Tonight David spoke of the difference between optimism and hope. He is not optimistic, he said, over our prospects of ending homelessness. This pessimism is well-founded. Bullshit pronouncements from the United States Interagency Council on Homelessness aside, things have been getting worse for approximately thirty years, and that trend line shows little prospect of changing.
There is, however, reason for hope. Optimism under these circumstances is just whistling through the graveyard. Hope, on the other hand, is an exercise in prophetic imagination. Hope is visionary, and is less about belief than will. Hope, said Emily Dickinson, is "the thing with feathers that perches in the soul, and sings the tune without the words, and never stops at all."
When Michael Ramos spoke on behalf of the Church Council at Camp4Unity last June, it gave me hope. That hope is sustained and furthered whenever I see people or institutions extend themselves in the service of justice. We're not winning yet, but the tide, it seems, is beginning to turn. Michael's speech is reproduced below.
In the Book of the Prophet Isaiah, we read, “God says, this rather is the fasting that I wish; releasing those bound unjustly, setting free the oppressed, breaking every yoke. Sharing your bread with the hungry, sheltering the oppressed and homeless. Then, your light shall go forth like the dawn and your wound shall be quickly healed.”
The Church Council of Greater Seattle mourns the deaths of the more than 250 women and men who were homeless and who have died in recent years. A county and city as prosperous as ours can only be considered great when we are moved with radical compassion such that the most displaced are valued with the most affluent, and that our very selves are offered as a bridge to mend the unconscionable gap between rich and poor in our midst. Homelessness is, from a faith and human perspective, a scandal that calls for a conversion of heart in all of us, lest we grow complacent and tolerant. Behind each death is a name and a life, that that to the Women in Black, Church of Mary Magadalene and Real Change, matter. In memory of these people, let us stand so that others may not fall.

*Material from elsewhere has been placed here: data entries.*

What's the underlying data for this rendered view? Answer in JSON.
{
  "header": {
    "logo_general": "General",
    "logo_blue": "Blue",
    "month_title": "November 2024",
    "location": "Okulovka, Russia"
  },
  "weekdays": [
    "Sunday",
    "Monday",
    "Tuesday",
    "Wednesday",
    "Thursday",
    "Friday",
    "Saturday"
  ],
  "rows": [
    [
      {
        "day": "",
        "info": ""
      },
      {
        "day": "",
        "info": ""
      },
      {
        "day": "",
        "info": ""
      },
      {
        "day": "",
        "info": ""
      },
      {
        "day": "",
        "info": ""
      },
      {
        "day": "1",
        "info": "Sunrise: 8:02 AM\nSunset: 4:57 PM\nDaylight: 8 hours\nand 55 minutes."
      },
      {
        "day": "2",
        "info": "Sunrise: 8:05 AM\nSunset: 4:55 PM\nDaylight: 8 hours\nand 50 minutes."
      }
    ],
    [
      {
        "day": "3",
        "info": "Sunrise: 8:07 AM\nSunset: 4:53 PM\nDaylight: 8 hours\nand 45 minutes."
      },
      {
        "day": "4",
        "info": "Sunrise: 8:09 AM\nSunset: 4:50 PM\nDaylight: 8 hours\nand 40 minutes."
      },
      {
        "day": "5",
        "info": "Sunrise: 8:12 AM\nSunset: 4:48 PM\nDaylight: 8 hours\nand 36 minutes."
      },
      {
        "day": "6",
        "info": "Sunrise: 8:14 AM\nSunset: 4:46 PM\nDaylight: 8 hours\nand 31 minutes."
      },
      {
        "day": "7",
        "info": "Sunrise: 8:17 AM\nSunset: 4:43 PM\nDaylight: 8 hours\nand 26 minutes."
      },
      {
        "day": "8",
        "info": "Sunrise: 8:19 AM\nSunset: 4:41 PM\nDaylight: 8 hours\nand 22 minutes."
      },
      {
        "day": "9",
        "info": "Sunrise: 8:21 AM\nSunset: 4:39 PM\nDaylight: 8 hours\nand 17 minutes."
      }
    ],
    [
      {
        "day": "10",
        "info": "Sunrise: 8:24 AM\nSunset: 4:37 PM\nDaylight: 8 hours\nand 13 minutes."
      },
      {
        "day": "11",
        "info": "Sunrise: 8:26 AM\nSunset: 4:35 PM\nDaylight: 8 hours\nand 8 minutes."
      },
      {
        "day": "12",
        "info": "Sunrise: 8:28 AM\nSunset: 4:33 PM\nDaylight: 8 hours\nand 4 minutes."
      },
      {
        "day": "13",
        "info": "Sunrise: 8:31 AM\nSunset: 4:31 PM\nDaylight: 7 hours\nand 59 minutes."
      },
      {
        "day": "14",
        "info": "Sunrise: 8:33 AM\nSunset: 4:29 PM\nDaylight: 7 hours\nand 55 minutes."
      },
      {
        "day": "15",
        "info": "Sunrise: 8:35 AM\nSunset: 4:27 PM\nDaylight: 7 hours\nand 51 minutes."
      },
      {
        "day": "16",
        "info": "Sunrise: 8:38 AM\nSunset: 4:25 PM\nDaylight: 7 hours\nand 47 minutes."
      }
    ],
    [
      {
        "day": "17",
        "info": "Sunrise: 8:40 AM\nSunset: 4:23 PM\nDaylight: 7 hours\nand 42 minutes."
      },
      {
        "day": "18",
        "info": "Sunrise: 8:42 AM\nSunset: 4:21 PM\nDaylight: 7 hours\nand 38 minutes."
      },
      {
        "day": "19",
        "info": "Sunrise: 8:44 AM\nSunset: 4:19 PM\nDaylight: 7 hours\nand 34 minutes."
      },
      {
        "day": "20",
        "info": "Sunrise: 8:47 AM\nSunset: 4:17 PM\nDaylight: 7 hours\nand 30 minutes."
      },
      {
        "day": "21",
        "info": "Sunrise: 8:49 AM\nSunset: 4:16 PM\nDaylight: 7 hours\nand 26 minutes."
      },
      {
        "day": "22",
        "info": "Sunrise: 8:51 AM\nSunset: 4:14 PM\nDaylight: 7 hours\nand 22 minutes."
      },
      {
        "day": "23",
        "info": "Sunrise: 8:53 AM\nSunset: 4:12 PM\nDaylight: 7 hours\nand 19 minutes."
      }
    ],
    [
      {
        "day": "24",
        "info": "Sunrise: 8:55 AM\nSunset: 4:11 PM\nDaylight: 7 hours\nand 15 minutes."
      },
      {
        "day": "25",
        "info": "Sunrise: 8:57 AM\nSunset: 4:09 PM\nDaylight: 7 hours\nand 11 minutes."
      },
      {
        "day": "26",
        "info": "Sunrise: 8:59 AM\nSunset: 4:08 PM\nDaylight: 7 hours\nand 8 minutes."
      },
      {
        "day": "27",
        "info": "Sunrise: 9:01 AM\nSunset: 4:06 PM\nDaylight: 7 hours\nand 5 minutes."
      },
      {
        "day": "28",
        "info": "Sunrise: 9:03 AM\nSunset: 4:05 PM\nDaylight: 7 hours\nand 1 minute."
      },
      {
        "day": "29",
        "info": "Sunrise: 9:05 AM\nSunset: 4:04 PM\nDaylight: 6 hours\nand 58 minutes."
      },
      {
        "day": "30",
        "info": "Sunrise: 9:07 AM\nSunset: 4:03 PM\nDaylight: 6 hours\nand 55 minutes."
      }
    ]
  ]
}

Our faith traditions call us to prioritize those who are poor. The measure of our economic and social decisions is our impact on those who are most vulnerable. What is done FOR the people most affected? What is done TO the people most affected? How do they take part in the decisions that affect them? When more than 2,600 people can be counted on the streets in our county as homeless on a given night, a 15% increase in the same areas over last year, we must ask ourselves how we are addressing this priority. When one night in May, 42 people are turned away from Operation Nightwatch, a final sanctuary for those without a place to stay, the crisis is lack of shelter, not a few tents in the woods. The principle must guide the policy must guide the practice. The people who are marginalized, neglected, abandoned, homeless need to be made the basic criteria for a continuum of care that provides for shelter first even while we create new sources of housing.
As a key partner in the Ten Year Plan to End Homelessness in King County, we too believe that housing is a right and that we need to come together to provide the home and the support services for each in need. More than 150 of our congregations demonstrate their commitment to this vision each year, as well as our own programs. Yet, when there is nowhere else to go, even the legitimate health and safety considerations for our public spaces must yield to the demand for survival of those who camp in order to live. As sweeps become a matter of policy, it is these people who bear an inherent dignity who must have a say.
We appreciate the 20 additional shelter beds and the case managers who visit the tent encampments. But, the primary concern for safe shelter has not been adequately addressed. We ask the city to revisit the Tent Encampment policy so that the loopholes in it not serve as an excuse for further harm to those with whom we ought to be concerned. That would be a thoughtful follow-up to another memorial for those whom society judges, but whom we uphold and affirm as people whom God deems worthy and valuable in his sight.